Ray of Hope Demonstrating the love of Christ
Hope in Action
To those of you who are new to Hope in Action, welcome! We hope you enjoy these stories about the people and projects you support through your donations, volunteer hours and prayers.
This week, as temperatures hit some of the lowest marks we’ve seen this winter, many of our friends are gearing up to help neighbours living in poverty by participating in the annual Coldest Night of the Year event. We’re grateful to all of you who will be taking a walk in the cold or donating to support our Community Centre programs. We couldn’t do what we do without you.
In this issue, our CEO, Tonya Verburg, talks about why Coldest Night is so important. Then, one of our staff members shares the story of a special gift that one of our guests recently made to the Community Centre. As always, thank you for reading and for your support. You are making a difference every day.

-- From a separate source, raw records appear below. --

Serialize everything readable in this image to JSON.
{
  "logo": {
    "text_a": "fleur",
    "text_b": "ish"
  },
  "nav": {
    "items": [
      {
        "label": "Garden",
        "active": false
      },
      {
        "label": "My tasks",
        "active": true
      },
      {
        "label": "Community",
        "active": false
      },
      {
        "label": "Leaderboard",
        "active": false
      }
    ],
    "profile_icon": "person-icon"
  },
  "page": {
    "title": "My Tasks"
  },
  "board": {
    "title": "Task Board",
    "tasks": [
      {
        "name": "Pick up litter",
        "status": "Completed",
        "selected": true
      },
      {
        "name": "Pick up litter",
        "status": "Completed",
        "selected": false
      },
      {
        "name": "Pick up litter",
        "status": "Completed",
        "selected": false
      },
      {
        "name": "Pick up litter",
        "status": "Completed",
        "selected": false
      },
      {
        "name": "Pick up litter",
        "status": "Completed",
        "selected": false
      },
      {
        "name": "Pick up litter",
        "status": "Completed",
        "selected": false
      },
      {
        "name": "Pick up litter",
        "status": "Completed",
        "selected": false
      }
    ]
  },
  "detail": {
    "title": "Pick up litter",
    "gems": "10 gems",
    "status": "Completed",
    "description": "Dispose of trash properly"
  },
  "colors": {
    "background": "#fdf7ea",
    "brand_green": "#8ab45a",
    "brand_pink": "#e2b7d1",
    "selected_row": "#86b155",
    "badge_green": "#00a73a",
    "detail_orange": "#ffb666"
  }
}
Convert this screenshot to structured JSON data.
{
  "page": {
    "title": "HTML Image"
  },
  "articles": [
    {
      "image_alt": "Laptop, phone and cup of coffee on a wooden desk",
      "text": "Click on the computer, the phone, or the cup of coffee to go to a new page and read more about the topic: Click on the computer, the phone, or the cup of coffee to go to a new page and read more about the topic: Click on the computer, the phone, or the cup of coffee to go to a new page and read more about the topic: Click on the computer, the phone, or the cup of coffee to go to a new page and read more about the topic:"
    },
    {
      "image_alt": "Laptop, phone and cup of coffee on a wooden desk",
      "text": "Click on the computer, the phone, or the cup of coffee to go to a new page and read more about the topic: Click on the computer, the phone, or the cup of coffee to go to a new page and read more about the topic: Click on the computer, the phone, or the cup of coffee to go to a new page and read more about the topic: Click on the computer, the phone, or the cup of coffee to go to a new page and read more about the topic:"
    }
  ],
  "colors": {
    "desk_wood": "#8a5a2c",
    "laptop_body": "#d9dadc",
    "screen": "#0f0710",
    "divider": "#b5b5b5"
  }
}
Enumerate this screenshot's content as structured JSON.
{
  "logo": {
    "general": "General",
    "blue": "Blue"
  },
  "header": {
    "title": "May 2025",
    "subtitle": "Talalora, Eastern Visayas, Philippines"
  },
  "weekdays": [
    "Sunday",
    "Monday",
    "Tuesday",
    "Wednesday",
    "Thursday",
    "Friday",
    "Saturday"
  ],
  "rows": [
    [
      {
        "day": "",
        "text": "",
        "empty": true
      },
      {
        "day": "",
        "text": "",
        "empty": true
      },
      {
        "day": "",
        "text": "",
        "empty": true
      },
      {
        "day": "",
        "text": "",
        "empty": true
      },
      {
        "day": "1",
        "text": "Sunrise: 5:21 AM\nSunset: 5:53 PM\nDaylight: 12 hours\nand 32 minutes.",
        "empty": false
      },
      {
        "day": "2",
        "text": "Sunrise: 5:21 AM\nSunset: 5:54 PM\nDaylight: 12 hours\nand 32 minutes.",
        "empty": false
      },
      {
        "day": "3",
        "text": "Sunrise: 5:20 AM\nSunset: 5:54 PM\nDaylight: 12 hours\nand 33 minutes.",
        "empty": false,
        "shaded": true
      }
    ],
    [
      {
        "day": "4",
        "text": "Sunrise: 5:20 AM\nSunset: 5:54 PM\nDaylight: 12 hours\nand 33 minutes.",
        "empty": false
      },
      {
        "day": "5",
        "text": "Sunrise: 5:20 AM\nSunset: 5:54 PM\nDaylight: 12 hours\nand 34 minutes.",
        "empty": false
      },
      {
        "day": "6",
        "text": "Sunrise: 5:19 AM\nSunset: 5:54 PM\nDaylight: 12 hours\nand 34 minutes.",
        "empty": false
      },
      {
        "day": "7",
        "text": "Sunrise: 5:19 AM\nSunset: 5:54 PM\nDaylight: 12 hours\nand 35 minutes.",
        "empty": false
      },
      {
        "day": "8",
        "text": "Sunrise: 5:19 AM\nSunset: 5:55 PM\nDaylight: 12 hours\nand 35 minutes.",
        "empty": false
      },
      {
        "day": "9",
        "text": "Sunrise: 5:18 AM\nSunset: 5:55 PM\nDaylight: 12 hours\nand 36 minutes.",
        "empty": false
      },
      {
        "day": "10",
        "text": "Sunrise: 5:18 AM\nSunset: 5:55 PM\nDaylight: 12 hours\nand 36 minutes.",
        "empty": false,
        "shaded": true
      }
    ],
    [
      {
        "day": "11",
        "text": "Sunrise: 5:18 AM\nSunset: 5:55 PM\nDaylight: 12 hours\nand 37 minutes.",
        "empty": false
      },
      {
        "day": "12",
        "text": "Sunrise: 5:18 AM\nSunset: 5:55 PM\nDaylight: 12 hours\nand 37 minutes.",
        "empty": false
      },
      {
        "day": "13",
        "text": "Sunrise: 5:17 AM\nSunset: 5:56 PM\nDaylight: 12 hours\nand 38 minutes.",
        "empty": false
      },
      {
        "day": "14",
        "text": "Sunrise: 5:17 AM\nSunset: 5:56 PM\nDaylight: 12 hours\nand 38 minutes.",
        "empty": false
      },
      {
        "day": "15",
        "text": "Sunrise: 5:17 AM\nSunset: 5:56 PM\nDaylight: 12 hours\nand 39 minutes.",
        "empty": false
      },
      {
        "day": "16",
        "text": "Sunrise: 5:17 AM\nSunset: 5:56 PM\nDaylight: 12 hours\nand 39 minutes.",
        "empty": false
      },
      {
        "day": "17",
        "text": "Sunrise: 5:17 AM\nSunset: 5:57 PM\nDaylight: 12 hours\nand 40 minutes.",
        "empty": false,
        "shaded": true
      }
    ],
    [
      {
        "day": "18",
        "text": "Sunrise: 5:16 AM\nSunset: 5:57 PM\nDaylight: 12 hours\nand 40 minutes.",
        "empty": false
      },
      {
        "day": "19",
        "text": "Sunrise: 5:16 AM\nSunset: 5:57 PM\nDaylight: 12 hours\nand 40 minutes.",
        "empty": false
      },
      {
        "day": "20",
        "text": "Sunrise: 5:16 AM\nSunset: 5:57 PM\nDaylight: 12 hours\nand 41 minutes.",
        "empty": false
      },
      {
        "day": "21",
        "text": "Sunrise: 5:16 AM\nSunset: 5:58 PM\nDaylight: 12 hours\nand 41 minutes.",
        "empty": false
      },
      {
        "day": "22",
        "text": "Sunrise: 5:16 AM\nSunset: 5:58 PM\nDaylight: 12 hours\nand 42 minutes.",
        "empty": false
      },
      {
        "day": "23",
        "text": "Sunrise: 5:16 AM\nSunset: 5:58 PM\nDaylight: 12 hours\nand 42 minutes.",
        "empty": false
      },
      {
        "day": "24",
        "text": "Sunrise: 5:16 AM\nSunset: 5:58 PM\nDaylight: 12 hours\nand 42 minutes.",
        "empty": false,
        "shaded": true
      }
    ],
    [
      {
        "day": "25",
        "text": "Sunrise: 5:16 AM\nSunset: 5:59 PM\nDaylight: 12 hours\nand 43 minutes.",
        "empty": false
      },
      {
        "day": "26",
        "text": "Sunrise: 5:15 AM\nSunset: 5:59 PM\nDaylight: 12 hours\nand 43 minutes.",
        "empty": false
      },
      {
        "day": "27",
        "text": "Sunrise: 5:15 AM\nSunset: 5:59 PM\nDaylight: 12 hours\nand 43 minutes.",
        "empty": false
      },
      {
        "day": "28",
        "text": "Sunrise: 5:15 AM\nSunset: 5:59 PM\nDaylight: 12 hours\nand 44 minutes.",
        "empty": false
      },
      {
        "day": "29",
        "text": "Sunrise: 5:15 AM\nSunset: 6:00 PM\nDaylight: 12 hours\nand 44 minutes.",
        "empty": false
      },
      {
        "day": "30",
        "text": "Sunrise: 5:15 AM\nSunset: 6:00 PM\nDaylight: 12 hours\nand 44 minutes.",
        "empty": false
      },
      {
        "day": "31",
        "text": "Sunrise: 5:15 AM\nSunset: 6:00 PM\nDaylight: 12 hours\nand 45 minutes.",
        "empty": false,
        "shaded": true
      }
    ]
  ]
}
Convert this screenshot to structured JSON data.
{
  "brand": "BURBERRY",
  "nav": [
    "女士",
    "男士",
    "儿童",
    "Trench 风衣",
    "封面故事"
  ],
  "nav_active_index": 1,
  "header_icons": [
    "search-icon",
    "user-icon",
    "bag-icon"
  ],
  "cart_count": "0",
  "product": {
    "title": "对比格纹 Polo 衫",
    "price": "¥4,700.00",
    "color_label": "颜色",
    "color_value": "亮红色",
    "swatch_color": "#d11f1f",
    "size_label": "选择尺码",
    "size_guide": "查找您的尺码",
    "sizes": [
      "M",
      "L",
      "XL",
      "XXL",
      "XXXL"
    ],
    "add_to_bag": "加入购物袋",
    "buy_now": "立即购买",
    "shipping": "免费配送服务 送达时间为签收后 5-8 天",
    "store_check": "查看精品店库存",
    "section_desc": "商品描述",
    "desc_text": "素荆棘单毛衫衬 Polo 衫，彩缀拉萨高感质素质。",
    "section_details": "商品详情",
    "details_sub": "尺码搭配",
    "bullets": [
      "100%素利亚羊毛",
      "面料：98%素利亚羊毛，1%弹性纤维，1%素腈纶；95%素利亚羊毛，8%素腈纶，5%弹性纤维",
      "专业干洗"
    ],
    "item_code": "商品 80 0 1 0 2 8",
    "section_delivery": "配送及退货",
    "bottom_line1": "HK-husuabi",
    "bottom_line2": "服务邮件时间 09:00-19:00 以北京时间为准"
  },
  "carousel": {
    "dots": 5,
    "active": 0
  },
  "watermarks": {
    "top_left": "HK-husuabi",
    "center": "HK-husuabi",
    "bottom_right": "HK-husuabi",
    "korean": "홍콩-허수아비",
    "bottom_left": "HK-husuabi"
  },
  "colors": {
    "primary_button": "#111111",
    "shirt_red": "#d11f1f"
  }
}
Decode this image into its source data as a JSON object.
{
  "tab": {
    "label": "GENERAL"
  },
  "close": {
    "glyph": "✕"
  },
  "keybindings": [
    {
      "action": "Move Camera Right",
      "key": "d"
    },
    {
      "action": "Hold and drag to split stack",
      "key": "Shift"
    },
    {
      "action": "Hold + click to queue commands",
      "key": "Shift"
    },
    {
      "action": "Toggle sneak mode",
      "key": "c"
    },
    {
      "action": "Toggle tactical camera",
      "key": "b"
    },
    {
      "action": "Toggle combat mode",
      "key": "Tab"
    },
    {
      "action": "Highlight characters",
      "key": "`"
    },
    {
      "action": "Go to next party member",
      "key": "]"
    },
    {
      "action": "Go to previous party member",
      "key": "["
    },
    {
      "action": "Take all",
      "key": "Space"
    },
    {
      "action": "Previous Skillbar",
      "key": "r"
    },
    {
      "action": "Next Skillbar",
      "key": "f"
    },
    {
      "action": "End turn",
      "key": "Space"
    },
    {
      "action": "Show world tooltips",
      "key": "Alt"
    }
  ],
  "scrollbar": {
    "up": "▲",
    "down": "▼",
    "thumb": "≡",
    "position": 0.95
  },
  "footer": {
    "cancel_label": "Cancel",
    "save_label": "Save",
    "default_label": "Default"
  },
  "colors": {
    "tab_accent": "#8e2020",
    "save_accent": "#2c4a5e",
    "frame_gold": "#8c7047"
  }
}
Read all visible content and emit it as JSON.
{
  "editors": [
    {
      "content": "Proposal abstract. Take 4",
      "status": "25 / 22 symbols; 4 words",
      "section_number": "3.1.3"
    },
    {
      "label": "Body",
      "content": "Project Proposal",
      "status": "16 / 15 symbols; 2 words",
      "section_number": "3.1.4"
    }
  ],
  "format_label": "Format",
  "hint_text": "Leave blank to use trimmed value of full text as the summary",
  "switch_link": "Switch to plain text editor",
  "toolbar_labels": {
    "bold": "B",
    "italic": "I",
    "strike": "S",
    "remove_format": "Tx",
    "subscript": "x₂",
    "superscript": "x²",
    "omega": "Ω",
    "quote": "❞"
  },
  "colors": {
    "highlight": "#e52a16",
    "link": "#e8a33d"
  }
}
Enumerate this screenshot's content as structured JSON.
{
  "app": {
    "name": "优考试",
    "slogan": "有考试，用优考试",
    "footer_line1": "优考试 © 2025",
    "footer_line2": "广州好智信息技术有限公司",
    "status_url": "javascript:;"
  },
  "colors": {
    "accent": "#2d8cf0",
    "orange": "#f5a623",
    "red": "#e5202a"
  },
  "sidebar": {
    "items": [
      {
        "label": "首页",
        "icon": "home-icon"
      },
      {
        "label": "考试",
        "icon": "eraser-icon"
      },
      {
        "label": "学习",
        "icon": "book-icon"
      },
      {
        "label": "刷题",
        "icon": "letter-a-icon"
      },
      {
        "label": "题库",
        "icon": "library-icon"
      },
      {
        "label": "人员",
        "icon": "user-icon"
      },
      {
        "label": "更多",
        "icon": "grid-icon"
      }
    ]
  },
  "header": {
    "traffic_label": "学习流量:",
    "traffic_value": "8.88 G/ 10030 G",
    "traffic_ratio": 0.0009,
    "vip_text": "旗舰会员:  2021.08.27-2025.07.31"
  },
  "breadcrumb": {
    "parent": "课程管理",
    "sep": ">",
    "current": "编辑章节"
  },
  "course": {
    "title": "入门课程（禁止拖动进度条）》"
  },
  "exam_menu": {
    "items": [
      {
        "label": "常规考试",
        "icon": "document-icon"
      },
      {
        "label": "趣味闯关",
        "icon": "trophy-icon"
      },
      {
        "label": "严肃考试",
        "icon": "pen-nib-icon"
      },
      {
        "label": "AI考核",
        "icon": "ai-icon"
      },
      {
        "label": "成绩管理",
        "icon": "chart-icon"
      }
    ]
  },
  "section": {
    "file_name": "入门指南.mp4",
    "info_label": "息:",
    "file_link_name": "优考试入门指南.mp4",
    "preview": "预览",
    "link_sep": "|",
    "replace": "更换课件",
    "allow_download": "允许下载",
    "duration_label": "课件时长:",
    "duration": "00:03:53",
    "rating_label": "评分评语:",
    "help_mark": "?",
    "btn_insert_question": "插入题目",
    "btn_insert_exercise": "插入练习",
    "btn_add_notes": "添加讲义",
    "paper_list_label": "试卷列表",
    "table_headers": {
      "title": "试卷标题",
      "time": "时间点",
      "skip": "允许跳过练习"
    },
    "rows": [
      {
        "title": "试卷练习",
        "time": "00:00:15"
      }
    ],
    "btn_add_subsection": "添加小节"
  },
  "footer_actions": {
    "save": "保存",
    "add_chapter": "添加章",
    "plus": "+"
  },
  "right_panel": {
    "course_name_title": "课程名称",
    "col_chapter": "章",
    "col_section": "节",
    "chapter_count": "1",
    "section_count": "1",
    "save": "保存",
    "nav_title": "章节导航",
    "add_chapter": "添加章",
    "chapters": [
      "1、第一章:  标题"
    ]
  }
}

Talking the walk with CEO Tonya Verburg
We may not be weather forecasters but at Ray of Hope, we know that February 20 will be the Coldest Night of the Year. That’s the official date for the cross-Canada fundraising walk that helps people experiencing poverty and homelessness.
In Kitchener-Waterloo, 353 people (so far!) will hit the streets on and around February 20 for a socially distanced, COVID-friendly walk. They’re walking to raise funds for Ray of Hope Community Centre (ROHCC) programs. Here, Ray of Hope’s CEO Tonya Verburg talks about how your support of Coldest Night helps make a difference for our neighbours in need.
Coldest Night is so important for two key reasons:
First, we hope to bring awareness to the issue of homelessness in Waterloo Region. A walk in the cold and dark is a small way for us to step outside the comfort of our own homes. It allows us to acknowledge the difficulty of those who are experiencing homelessness, precariously housed, or living in poverty. When we walk, we realize that no one is immune to these issues.
Second, Coldest Night is the ROHCC’s largest fundraiser. The walk raises much-needed funds for the Community Centre services, including meal programs, grocery hampers, medical care and so much more. In the past year, the need for these programs has soared — we served 342 additional households last year and served 70,449 meals. And 859 of the nearly 2,400 people we supported last year were children.
But we know that financial poverty is not the only poverty that our guests face. We work to understand our guests so that we can empower them to experience hope, connection, and positive change.
One of the biggest steps forward to improve the way we treat others is changing the way we see people. It is incredibly easy to cast judgment on people we walk by on the street and assume they are living the way they do for a particular reason, which we know nothing about. Walking on the Coldest Night helps us realize that it is not about us and them. It is all about US.
Want to help the ROHCC serve vulnerable people in our Region? When you raise funds or donate during the Coldest Night of the Year, you provide vital support to neighbours experiencing poverty and homelessness. Please consider joining us this year.
A gift from the heart
As a service coordinator at the Ray of Hope Community Centre (ROHCC), Faith Laverty gets to know our guests well. She sees the positive changes that happen in their lives, often starting with something as simple as a warm meal. Faith also witnesses the compassion that guests extend to one another and their desire to give back.
A few weeks ago, a guest made a gift to the ROHCC that touched Faith’s heart.
“Dorothy* is an older woman who recently started coming to Ray of Hope for drop-in to enjoy lunch. She lives nearby in subsidized housing and has really appreciated coming to our Centre during the day for a hot meal,” Faith explains.
“She shared with staff that her son, who struggled with addiction, used to access the ROHCC many years ago and was helped by the staff here. She was so grateful for all the help the Centre gave her son.”
One day, Dorothy overheard that the ROHCC had run out of milk to serve with coffee, so she went out and bought a carton of milk and hot chocolate packages to donate to the coffee station.
When staff thanked Dorothy for her generosity, she said, “God redeemed me, so I need to give back.”
“This gesture was so heart-warming to the staff. It reminded us of the story of the widow in the Bible who donated the little she had to the temple,” Faith says.
“It was a beautiful reminder of what giving joyfully looks like.”
*Dorothy’s name has been changed to protect her privacy.
Help a neighbour in need
When you give, you make life a little easier for those in our community who are struggling. Thank you!
You can also provide meals for hungry people through our secure donation page.